One of the easiest ways of attempting excellence when we’re reading aloud is to really see, in our mind’s eye, the things we’re reading about. We need to see the brand new visible tail in Possum Magic. See the bloodstained stillness in Feathers And Fools. See the paint spilled on the carpet in Harriet. See the progress of the characters through each book we read. For example, in this sentence, taken from Koala Lou: “She lifted weights and panted,” the word “lifted” seems humdrum, even mundane. Yet if we see the scene and allow our voice to lift as we say it, if we our allow our head to rise as we say it, if we feel the sensation of lifting, and reflect that feeling in our eyes, then the word “lift” is truly communicated to our listeners.

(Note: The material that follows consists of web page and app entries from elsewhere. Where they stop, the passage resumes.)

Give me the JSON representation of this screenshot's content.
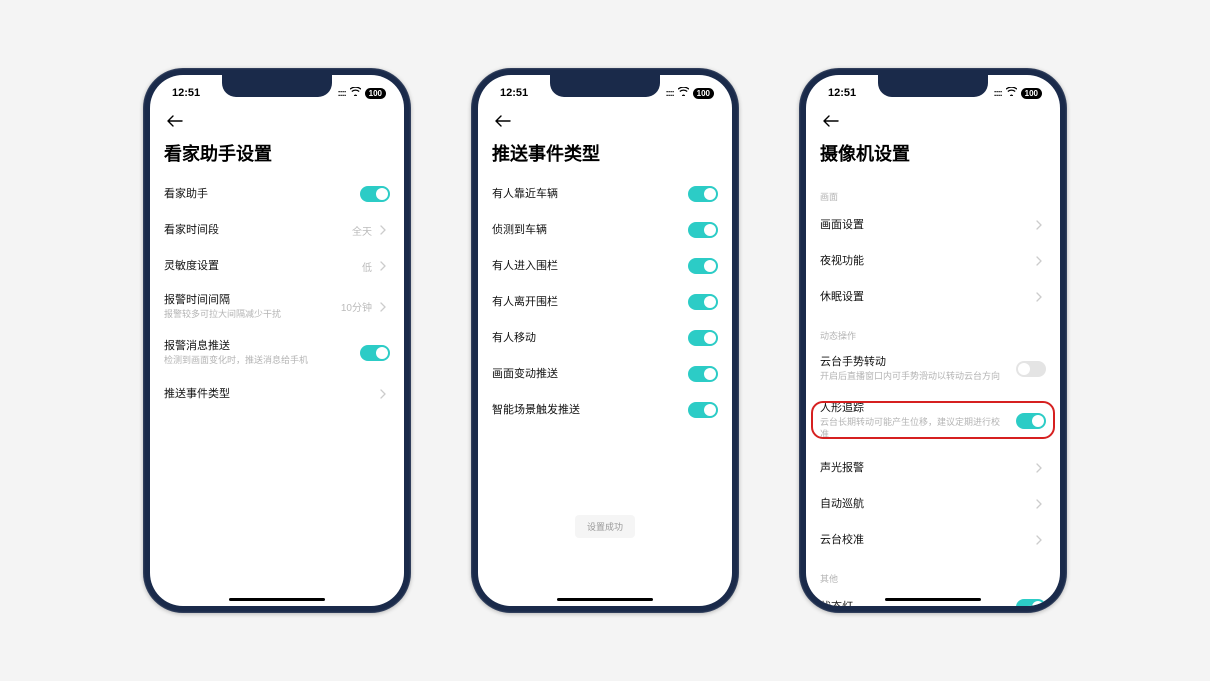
{
  "status": {
    "time": "12:51",
    "battery": "100"
  },
  "phone1": {
    "title": "看家助手设置",
    "rows": [
      {
        "label": "看家助手",
        "type": "toggle",
        "on": true
      },
      {
        "label": "看家时间段",
        "type": "nav",
        "value": "全天"
      },
      {
        "label": "灵敏度设置",
        "type": "nav",
        "value": "低"
      },
      {
        "label": "报警时间间隔",
        "sub": "报警较多可拉大间隔减少干扰",
        "type": "nav",
        "value": "10分钟"
      },
      {
        "label": "报警消息推送",
        "sub": "检测到画面变化时，推送消息给手机",
        "type": "toggle",
        "on": true
      },
      {
        "label": "推送事件类型",
        "type": "nav"
      }
    ]
  },
  "phone2": {
    "title": "推送事件类型",
    "rows": [
      {
        "label": "有人靠近车辆",
        "on": true
      },
      {
        "label": "侦测到车辆",
        "on": true
      },
      {
        "label": "有人进入围栏",
        "on": true
      },
      {
        "label": "有人离开围栏",
        "on": true
      },
      {
        "label": "有人移动",
        "on": true
      },
      {
        "label": "画面变动推送",
        "on": true
      },
      {
        "label": "智能场景触发推送",
        "on": true
      }
    ],
    "toast": "设置成功"
  },
  "phone3": {
    "title": "摄像机设置",
    "section1": "画面",
    "rows1": [
      {
        "label": "画面设置",
        "type": "nav"
      },
      {
        "label": "夜视功能",
        "type": "nav"
      },
      {
        "label": "休眠设置",
        "type": "nav"
      }
    ],
    "section2": "动态操作",
    "rows2": [
      {
        "label": "云台手势转动",
        "sub": "开启后直播窗口内可手势滑动以转动云台方向",
        "type": "toggle",
        "on": false
      },
      {
        "label": "人形追踪",
        "sub": "云台长期转动可能产生位移，建议定期进行校准",
        "type": "toggle",
        "on": true
      },
      {
        "label": "声光报警",
        "type": "nav"
      },
      {
        "label": "自动巡航",
        "type": "nav"
      },
      {
        "label": "云台校准",
        "type": "nav"
      }
    ],
    "section3": "其他",
    "rows3": [
      {
        "label": "状态灯",
        "type": "toggle",
        "on": true
      }
    ]
  }
}
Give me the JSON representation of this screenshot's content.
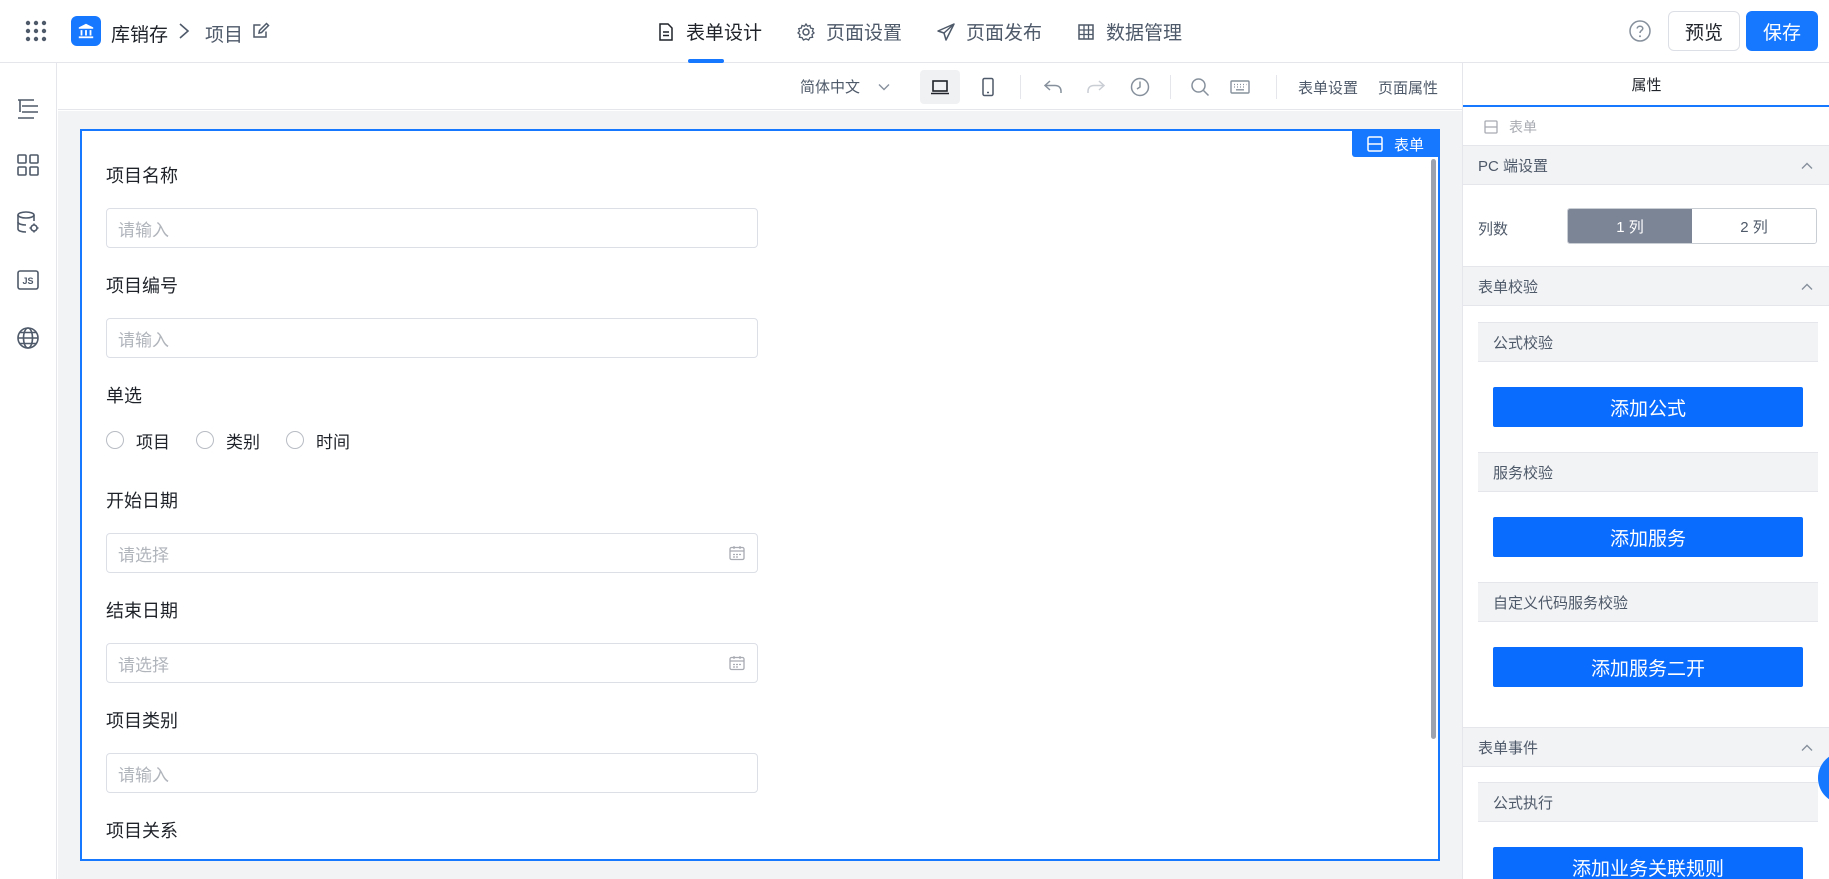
{
  "header": {
    "app_name": "库销存",
    "page_name": "项目",
    "tabs": [
      {
        "label": "表单设计",
        "icon": "document-icon",
        "active": true
      },
      {
        "label": "页面设置",
        "icon": "gear-icon",
        "active": false
      },
      {
        "label": "页面发布",
        "icon": "send-icon",
        "active": false
      },
      {
        "label": "数据管理",
        "icon": "table-icon",
        "active": false
      }
    ],
    "preview_label": "预览",
    "save_label": "保存",
    "accent_color": "#1677ff"
  },
  "left_rail": {
    "icons": [
      "outline-tree-icon",
      "components-grid-icon",
      "data-source-icon",
      "js-code-icon",
      "globe-icon"
    ]
  },
  "toolbar": {
    "language": "简体中文",
    "form_settings_label": "表单设置",
    "page_properties_label": "页面属性"
  },
  "form": {
    "tag_label": "表单",
    "fields": [
      {
        "label": "项目名称",
        "type": "input",
        "placeholder": "请输入"
      },
      {
        "label": "项目编号",
        "type": "input",
        "placeholder": "请输入"
      },
      {
        "label": "单选",
        "type": "radio",
        "options": [
          "项目",
          "类别",
          "时间"
        ]
      },
      {
        "label": "开始日期",
        "type": "date",
        "placeholder": "请选择"
      },
      {
        "label": "结束日期",
        "type": "date",
        "placeholder": "请选择"
      },
      {
        "label": "项目类别",
        "type": "input",
        "placeholder": "请输入"
      },
      {
        "label": "项目关系",
        "type": "input",
        "placeholder": ""
      }
    ]
  },
  "properties": {
    "tab_label": "属性",
    "crumb": "表单",
    "pc_section": "PC 端设置",
    "columns_label": "列数",
    "columns_options": [
      "1 列",
      "2 列"
    ],
    "columns_selected": "1 列",
    "validation_section": "表单校验",
    "formula_validation": "公式校验",
    "add_formula": "添加公式",
    "service_validation": "服务校验",
    "add_service": "添加服务",
    "custom_validation": "自定义代码服务校验",
    "add_service_dev": "添加服务二开",
    "events_section": "表单事件",
    "formula_execution": "公式执行",
    "add_rule": "添加业务关联规则"
  }
}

The way we speak our first line should be sensational. The aim is to grab our audience immediately and never let them go. Even the opening sentence from Possum Magic: “Once upon a time, but not very long ago, deep in the Australian bush lived two possums…” can be made fascinating by a long pause after “Once upon a time,” then a quick, secretive look round to see if it’s safe to read the rest of the sentence, and then an emphasis on the words “deep” and “two”. All at once it comes alive. Not only should the first line be a gathering together and a dynamic grabber of our audience, it should also be a sentence of welcome to the ritual of the read-aloud session. So, as we say the dynamic first line we know we’re also saying, through the words of the story: “Hello, hello! Welcome! It’s divine to be here with you.”
When I was lecturing to teacher-education students on how to teach reading and writing, there was so much material to cover I was only able to allocate one pitiful hour in the whole course to teach them the art of reading aloud. Yet I was surprised year after year by how well my students read aloud at end of the semester. How had they done it, I wondered, with so little training? They’d learned it from listening to me reading aloud, which I did regularly and often. The mere example of my reading aloud had done the trick. They had picked it up through their ears.
Expressive reading is remembered. And so it is with our own children. They’ll read with exactly the same expressive inflections as we do, which is why we should make the effort to read aloud with vitality and lots of vocal variation.
Now to endings. If anything could be more important than the first line of a story, it’s the last line. If our story-reading is as mesmerizing as it should be, the last line will be akin to the final Amen at the end of a church service, providing this kind of reassurance to the child: “Goodbye for now, go well, God bless you, take it easy, you’re safe with me, I love you very much, see you soon.”
Badly read endings are the tragic ruin of many an excellent story. We need to be absolutely certain of the words we’re going to read so we don’t stumble over them. Here’s the last line in Feathers And Fools:
So off they went together, in peace and unafraid, to face the day and share the world.
Whenever I read that line in a read-aloud workshop, with the participants joining in, I always finish last because I’m the only who says the line slowly enough. Training ourselves always to d-r-a-g o-u-t t-h-a-t l-a-s-t l-i-n-e takes a while, but the more slowly we say it, the more satisfied our listeners will be.
We can achieve great things emotionally if the last line is a definite dismissal, a farewell. As we say it, we’re releasing our listeners from their contact with us. Without this drawn-out final line our listeners will feel an uncomfortable sort of incompleteness. A rapid finish feels oddly wrong. A slow finish is an absolutely delicious experience. Both teller and listeners find themselves in a state of bliss, akin to “living happily every after.”